Early stories told by the first generation suggest that Puerto Ricans had a sense of direction and a goal from the moment they reached “allá fuera”. They came to work and to send money back home to help family that had been left behind. Some came to make money to purchase a house back home, others came to build houses and lives here. Perhaps early migrants looked at New York and what Puerto Ricans had accomplished there, and when Hartford became familiar to them, they mastered their physical environment, they decided to stay and make it their home.

In the beginning Puerto Ricans did not consciously plan how to live in the city. Like other migrant groups, they noticed the obvious-that Hartford was an organization of human space based on ethnicity and social class. The “affordable” area seemed uniquely comprised of immigrants, lacking mobility and money. The spaces available for Puerto Ricans in the Clay Hill neighborhood were crowded and run down, and quality of life and mental health suffered accordingly. Waves of Puerto Rican migrant workers could afford little property of their own. Therefore they anchored their cultural personality in objects, places, religion, and language. Click here to listen to Councilman Luis Cotto talk about Racial Lines that divided the neighborhood.

The Puerto Rican community began to create alternative resources and public spaces and agencies that would become their unique signature on the city. Community leaders rose up to catalyze people’s feelings, images and thoughts to establish a tangible environment that was supportive and welcoming.

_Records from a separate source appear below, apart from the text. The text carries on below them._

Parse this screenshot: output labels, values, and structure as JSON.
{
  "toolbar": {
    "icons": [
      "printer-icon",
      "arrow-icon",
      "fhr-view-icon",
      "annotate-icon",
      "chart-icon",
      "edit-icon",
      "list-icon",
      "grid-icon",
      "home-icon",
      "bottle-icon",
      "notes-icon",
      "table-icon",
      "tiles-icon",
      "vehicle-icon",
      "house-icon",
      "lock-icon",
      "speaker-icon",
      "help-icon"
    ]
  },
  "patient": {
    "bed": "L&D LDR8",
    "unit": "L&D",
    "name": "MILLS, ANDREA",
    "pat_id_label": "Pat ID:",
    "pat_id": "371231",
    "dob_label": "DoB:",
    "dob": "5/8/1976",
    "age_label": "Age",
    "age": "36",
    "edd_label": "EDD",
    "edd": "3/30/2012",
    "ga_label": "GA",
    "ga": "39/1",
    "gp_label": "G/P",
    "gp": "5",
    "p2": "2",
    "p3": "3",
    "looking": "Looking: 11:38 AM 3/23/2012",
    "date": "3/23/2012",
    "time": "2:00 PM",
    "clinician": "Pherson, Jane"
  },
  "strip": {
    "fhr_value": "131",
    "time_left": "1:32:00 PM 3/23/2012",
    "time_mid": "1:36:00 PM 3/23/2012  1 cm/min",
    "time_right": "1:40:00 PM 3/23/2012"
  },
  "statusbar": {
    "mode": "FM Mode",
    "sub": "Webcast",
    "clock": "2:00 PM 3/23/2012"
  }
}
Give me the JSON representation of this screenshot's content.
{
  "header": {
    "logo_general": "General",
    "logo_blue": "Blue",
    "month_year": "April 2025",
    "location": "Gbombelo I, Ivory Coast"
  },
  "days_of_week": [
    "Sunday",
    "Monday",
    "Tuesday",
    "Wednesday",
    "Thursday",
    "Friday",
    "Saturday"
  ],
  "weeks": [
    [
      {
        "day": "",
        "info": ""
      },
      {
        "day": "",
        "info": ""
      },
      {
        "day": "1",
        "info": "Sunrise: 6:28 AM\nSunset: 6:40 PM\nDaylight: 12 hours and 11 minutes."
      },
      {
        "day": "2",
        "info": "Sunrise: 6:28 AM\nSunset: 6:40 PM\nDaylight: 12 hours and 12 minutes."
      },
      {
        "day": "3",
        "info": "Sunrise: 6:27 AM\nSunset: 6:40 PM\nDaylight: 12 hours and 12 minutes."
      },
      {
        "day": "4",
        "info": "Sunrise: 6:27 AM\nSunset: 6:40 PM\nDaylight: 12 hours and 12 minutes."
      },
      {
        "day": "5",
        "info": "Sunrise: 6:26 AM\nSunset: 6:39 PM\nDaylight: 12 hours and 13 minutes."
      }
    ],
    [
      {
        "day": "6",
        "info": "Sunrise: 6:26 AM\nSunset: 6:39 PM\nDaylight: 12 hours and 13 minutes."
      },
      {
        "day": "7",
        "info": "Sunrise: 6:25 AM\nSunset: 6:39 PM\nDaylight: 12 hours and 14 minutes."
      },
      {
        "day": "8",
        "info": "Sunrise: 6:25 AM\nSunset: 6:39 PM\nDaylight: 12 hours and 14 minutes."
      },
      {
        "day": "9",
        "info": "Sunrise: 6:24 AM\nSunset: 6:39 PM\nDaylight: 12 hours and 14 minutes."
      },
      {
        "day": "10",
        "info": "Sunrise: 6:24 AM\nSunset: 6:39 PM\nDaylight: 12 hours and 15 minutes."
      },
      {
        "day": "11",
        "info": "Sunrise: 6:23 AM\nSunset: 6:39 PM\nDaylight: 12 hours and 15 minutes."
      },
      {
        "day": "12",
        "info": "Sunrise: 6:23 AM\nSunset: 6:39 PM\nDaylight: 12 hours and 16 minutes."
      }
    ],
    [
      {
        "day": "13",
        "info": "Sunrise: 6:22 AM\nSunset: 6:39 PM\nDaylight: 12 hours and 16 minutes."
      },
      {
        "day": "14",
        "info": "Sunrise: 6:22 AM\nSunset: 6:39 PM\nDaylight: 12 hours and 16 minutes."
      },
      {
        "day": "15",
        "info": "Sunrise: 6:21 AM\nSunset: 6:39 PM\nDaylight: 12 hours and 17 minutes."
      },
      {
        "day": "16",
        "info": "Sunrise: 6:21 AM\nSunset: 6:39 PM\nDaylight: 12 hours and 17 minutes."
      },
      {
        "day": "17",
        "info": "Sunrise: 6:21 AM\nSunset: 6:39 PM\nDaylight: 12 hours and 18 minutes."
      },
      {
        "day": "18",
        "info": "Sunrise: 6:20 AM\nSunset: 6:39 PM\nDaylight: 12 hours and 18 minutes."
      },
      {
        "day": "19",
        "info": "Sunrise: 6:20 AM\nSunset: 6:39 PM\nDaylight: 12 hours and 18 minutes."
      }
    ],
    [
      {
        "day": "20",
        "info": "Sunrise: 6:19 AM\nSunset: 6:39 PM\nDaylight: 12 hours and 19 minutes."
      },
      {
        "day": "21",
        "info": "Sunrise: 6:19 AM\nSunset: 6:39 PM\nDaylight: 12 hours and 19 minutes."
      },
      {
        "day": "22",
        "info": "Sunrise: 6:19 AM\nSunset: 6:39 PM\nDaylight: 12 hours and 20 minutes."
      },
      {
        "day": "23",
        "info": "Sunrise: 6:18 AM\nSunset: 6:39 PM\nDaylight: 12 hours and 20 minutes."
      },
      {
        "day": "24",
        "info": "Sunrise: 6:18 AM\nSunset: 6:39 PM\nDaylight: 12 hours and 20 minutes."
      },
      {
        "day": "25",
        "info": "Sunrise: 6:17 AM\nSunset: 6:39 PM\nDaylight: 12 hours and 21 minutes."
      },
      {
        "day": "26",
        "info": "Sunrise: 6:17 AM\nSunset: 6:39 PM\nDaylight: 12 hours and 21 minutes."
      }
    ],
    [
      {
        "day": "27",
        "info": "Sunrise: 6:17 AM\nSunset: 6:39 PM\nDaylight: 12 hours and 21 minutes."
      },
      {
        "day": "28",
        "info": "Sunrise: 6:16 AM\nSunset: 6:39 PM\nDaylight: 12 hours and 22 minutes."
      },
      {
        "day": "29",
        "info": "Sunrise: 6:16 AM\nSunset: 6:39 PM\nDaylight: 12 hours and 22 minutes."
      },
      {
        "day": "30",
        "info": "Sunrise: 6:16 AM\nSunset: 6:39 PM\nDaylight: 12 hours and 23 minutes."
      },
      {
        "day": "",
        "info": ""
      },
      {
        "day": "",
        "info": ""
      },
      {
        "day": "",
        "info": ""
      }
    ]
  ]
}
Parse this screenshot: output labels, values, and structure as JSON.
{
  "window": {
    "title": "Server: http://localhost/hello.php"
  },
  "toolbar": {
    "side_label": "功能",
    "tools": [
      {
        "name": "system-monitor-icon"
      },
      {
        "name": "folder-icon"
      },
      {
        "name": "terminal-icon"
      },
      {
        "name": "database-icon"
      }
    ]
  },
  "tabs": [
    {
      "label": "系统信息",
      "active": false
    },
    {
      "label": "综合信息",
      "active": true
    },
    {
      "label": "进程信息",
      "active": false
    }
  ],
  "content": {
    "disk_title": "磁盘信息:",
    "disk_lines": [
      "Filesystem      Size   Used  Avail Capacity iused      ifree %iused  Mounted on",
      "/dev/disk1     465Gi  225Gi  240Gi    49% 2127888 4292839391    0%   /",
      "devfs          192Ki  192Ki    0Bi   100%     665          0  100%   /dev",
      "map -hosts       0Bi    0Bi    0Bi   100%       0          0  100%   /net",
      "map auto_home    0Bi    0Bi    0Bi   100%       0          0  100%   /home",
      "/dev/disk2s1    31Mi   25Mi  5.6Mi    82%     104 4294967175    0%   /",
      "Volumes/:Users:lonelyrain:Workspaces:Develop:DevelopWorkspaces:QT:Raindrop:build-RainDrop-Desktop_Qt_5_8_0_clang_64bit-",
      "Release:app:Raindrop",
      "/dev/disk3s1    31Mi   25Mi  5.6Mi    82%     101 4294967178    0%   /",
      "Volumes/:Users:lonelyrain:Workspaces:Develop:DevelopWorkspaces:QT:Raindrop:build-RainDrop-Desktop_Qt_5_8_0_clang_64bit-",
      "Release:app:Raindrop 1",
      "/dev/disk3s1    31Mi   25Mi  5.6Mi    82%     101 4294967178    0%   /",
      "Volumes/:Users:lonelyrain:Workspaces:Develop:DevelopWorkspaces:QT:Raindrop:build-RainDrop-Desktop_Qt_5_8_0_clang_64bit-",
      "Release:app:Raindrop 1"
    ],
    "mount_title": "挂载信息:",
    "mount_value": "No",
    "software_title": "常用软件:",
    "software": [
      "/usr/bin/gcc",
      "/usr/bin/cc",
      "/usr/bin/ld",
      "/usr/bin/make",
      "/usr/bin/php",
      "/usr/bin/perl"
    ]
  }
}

Puerto Ricans adapted and (semi)assimilated, and under favorable conditions won the confidence of the City’s leadership. Migrants used what they had, motivated by the desire to seek opportunities in a freer and more economically viable environment. As Hartford represented this environment, they learned how to command its space and feel at home in it. Amongst all the unfavorable impressions of poverty, drugs, alcohol, and crime, the city offered a unique setting, topography, skyline, odors, street noises, and wide range of temperatures that stimulated the senses as well as the active and reflective mind. The result was a topographical landscape that, although it did not look like their former lush, tropical haven of colorful colonial buildings, felt like and became home. In 1960 Connecticut had 15,247 identified Puerto Ricans, in 1980 CT had 88,361 and in 1990 Connecticut had the 6th largest Puerto Rican population in the states. Hartford had the most concentrated Puerto Rican population. It was 27% Puerto Rican.

Ultimately Puerto Ricans gained the advantage of residential crowding-a socially conscious, gregarious community warmth that has made Hartford one of the largest Puerto Rican communities in the United States. There is no doubt that some migrants were frustrated at the awareness that land and resources were limited, that racial and language discrimination held the masses back. Many were and still are part of the urban poor, frustrated from shuffling in the unemployment and welfare lines, yet the city feels spacious and friendly in its accommodation of them. The social and architectural space of Puerto Ricans in Hartford, with its blightful beauty, tells stories that cannot be overlooked. It offers a heightened awareness of identity and articulates a unique migrant experience that is deeply felt throughout the neighborhoods in which Puerto Ricans settled.